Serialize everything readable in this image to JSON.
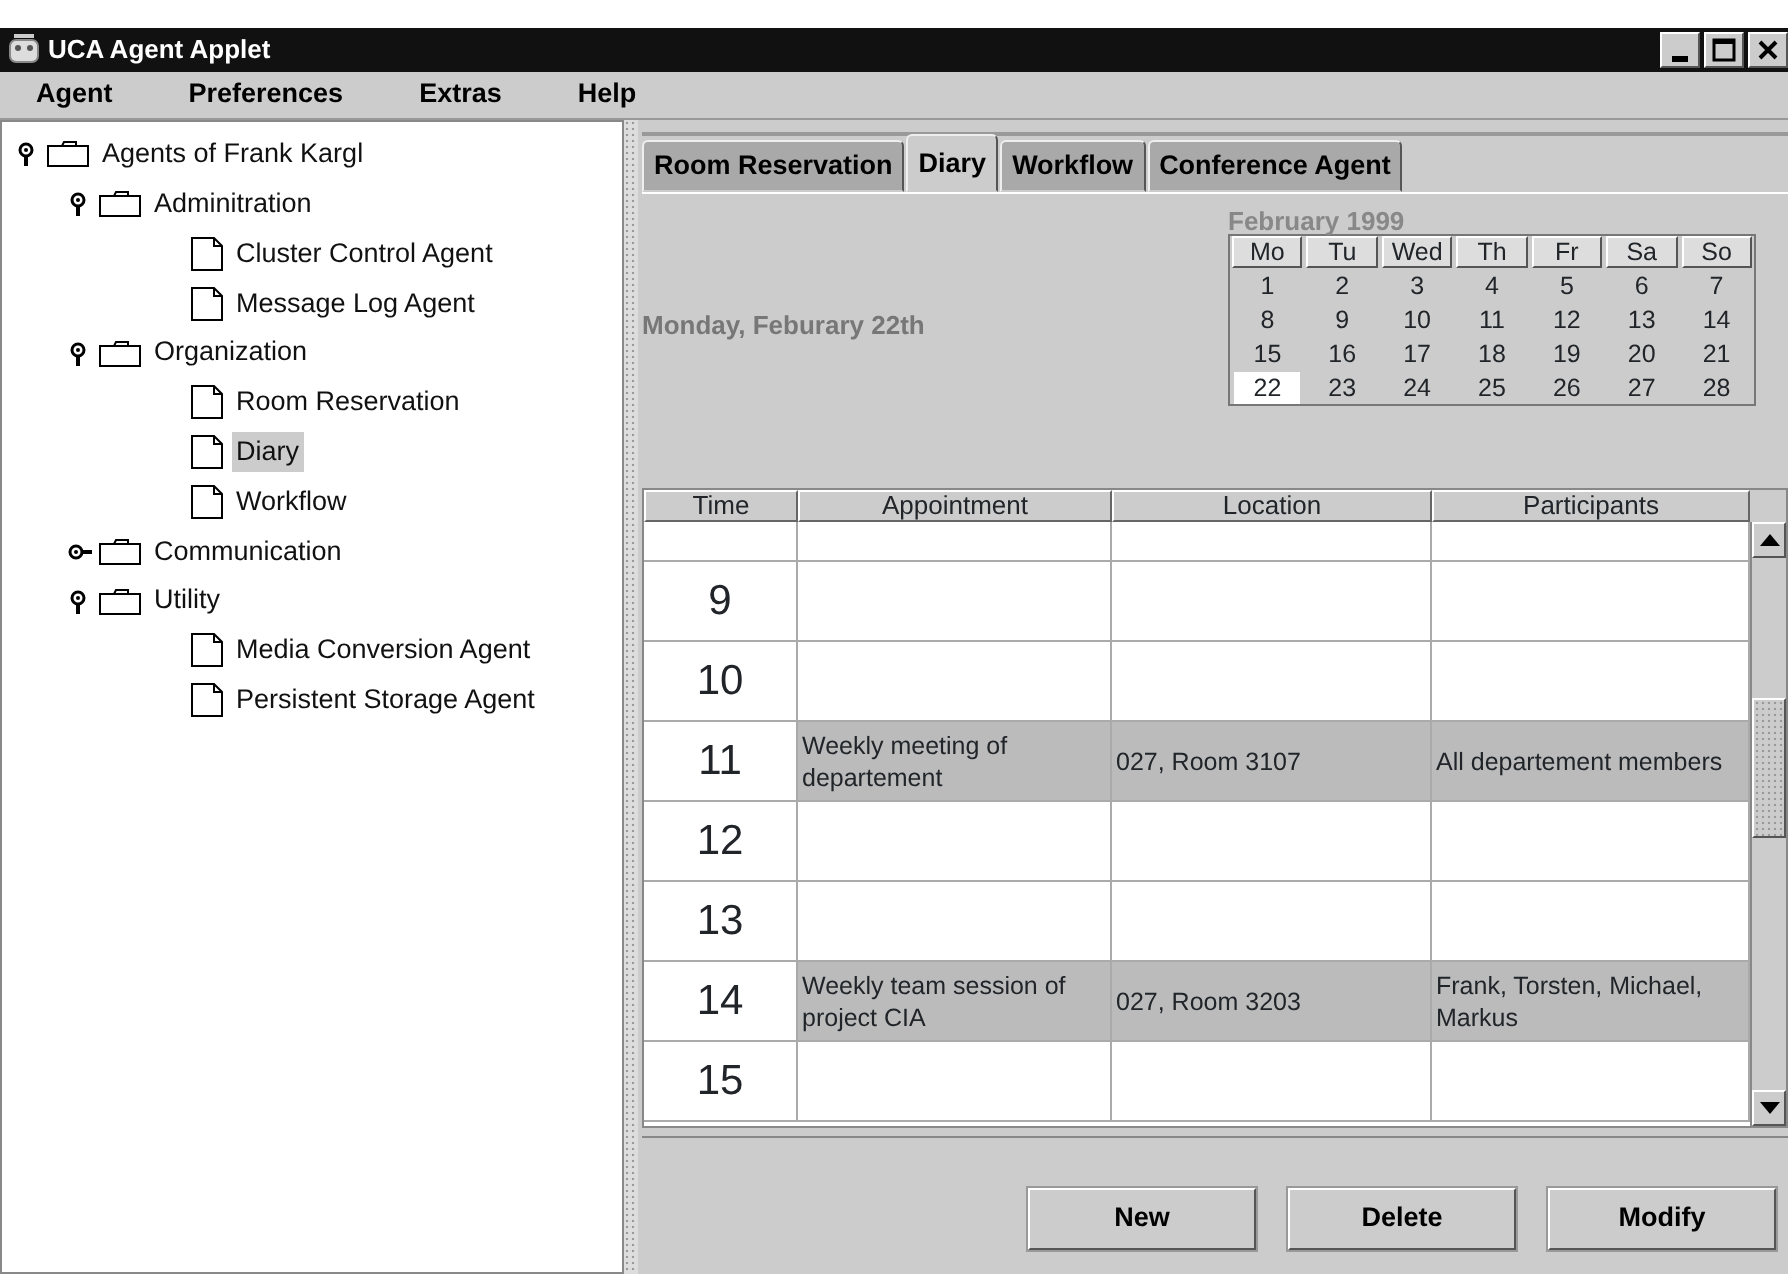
{
  "window": {
    "title": "UCA Agent Applet"
  },
  "menu": [
    "Agent",
    "Preferences",
    "Extras",
    "Help"
  ],
  "tree": {
    "kind": "folder",
    "label": "Agents of Frank Kargl",
    "expanded": true,
    "selected": false,
    "children": [
      {
        "kind": "folder",
        "label": "Adminitration",
        "expanded": true,
        "selected": false,
        "children": [
          {
            "kind": "leaf",
            "label": "Cluster Control Agent",
            "selected": false
          },
          {
            "kind": "leaf",
            "label": "Message Log Agent",
            "selected": false
          }
        ]
      },
      {
        "kind": "folder",
        "label": "Organization",
        "expanded": true,
        "selected": false,
        "children": [
          {
            "kind": "leaf",
            "label": "Room Reservation",
            "selected": false
          },
          {
            "kind": "leaf",
            "label": "Diary",
            "selected": true
          },
          {
            "kind": "leaf",
            "label": "Workflow",
            "selected": false
          }
        ]
      },
      {
        "kind": "folder",
        "label": "Communication",
        "expanded": false,
        "selected": false
      },
      {
        "kind": "folder",
        "label": "Utility",
        "expanded": true,
        "selected": false,
        "children": [
          {
            "kind": "leaf",
            "label": "Media Conversion Agent",
            "selected": false
          },
          {
            "kind": "leaf",
            "label": "Persistent Storage Agent",
            "selected": false
          }
        ]
      }
    ]
  },
  "tabs": [
    {
      "label": "Room Reservation",
      "selected": false
    },
    {
      "label": "Diary",
      "selected": true
    },
    {
      "label": "Workflow",
      "selected": false
    },
    {
      "label": "Conference Agent",
      "selected": false
    }
  ],
  "date_label": "Monday, Feburary 22th",
  "calendar": {
    "month": "February 1999",
    "weekdays": [
      "Mo",
      "Tu",
      "Wed",
      "Th",
      "Fr",
      "Sa",
      "So"
    ],
    "days": [
      {
        "label": "1",
        "selected": false
      },
      {
        "label": "2",
        "selected": false
      },
      {
        "label": "3",
        "selected": false
      },
      {
        "label": "4",
        "selected": false
      },
      {
        "label": "5",
        "selected": false
      },
      {
        "label": "6",
        "selected": false
      },
      {
        "label": "7",
        "selected": false
      },
      {
        "label": "8",
        "selected": false
      },
      {
        "label": "9",
        "selected": false
      },
      {
        "label": "10",
        "selected": false
      },
      {
        "label": "11",
        "selected": false
      },
      {
        "label": "12",
        "selected": false
      },
      {
        "label": "13",
        "selected": false
      },
      {
        "label": "14",
        "selected": false
      },
      {
        "label": "15",
        "selected": false
      },
      {
        "label": "16",
        "selected": false
      },
      {
        "label": "17",
        "selected": false
      },
      {
        "label": "18",
        "selected": false
      },
      {
        "label": "19",
        "selected": false
      },
      {
        "label": "20",
        "selected": false
      },
      {
        "label": "21",
        "selected": false
      },
      {
        "label": "22",
        "selected": true
      },
      {
        "label": "23",
        "selected": false
      },
      {
        "label": "24",
        "selected": false
      },
      {
        "label": "25",
        "selected": false
      },
      {
        "label": "26",
        "selected": false
      },
      {
        "label": "27",
        "selected": false
      },
      {
        "label": "28",
        "selected": false
      }
    ]
  },
  "table": {
    "columns": [
      "Time",
      "Appointment",
      "Location",
      "Participants"
    ],
    "rows": [
      {
        "time": "9",
        "booked": false
      },
      {
        "time": "10",
        "booked": false
      },
      {
        "time": "11",
        "appointment": "Weekly meeting of departement",
        "location": "027, Room 3107",
        "participants": "All departement members",
        "booked": true
      },
      {
        "time": "12",
        "booked": false
      },
      {
        "time": "13",
        "booked": false
      },
      {
        "time": "14",
        "appointment": "Weekly team session of project CIA",
        "location": "027, Room 3203",
        "participants": "Frank, Torsten, Michael, Markus",
        "booked": true
      },
      {
        "time": "15",
        "booked": false
      }
    ]
  },
  "buttons": [
    "New",
    "Delete",
    "Modify"
  ]
}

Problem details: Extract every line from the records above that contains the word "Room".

Written answer:
            "label": "Room Reservation",
      "label": "Room Reservation",
        "location": "027, Room 3107",
        "location": "027, Room 3203",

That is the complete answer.